Researchers from Monash University find Patients with Traumatic Brain Injuries at Higher Risk for Insomnia
A squad of researchers from Monash University's School of Psychology and Psychiatry calculated in a laboratory location the sleep patterns of 23 patients with Traumatic Brain Injury with 23 fit people, who did not suffer from trauma.
Study leader, Associate Professor, Shantha Rajaratnam stated that patients with TBI demonstrated raised sleep disturbance and reported inferior sleep quality and raised anxiety and depression symptoms than healthy volunteers.
Associate Professor said that the results are of the suggestion that TBI might disturb the brain structures that help in maintaining sleep patterns, which includes the production of melatonin.

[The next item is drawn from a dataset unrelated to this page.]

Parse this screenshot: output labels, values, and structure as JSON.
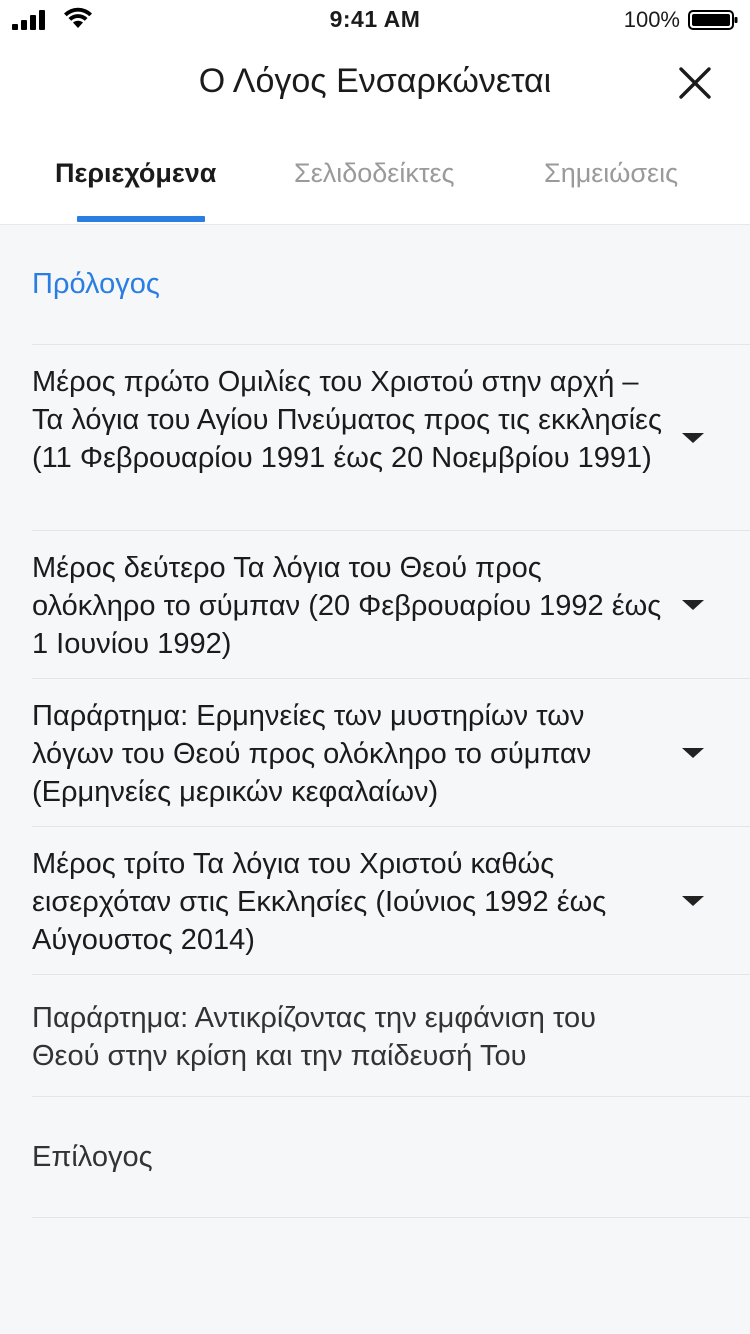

People with traumatic brain injuries may produce reduced amounts of melatonin, causing sleep problems, a new study suggests.
Australian researchers performed sleep research experiments using 23 patients who had suffered traumatic brain injury an average of 14 months earlier, and a control group of 23 healthy people who spent two nights in a sleep laboratory.
A new study using polysomnography confirms sleep disturbances in patients with traumatic brain injury (TBI), including increased wake after sleep onset (WASO) and reduced sleep efficiency, an average of 14 months after their injury compared with healthy control subjects.
Other findings, including reduced evening melatonin production in these patients, as well as increased levels of depression and anxiety, may be contributing to these problems. Slow-wave sleep was also higher in patients with TBI vs healthy controls after controlling for depression.
The researchers, with senior corresponding author Shantha M. W. Rajaratnam, PhD, from the School of Psychology and Psychiatry at Monash University in Australia, propose that depression may be affecting the sleep quality, but the increased slow-wave sleep they observed may be due to the mechanical effects of the brain damage.
Researchers in Australia have gained insight into why brain injuries are associated with problems getting a good night's sleep.
A two-day sleep study revealed that people who've had a severe, traumatic brain injury produce lower levels of melatonin – a hormone that regulates biological rhythms, including sleep.
Experts say the next step is to see whether taking melatonin supplements could help.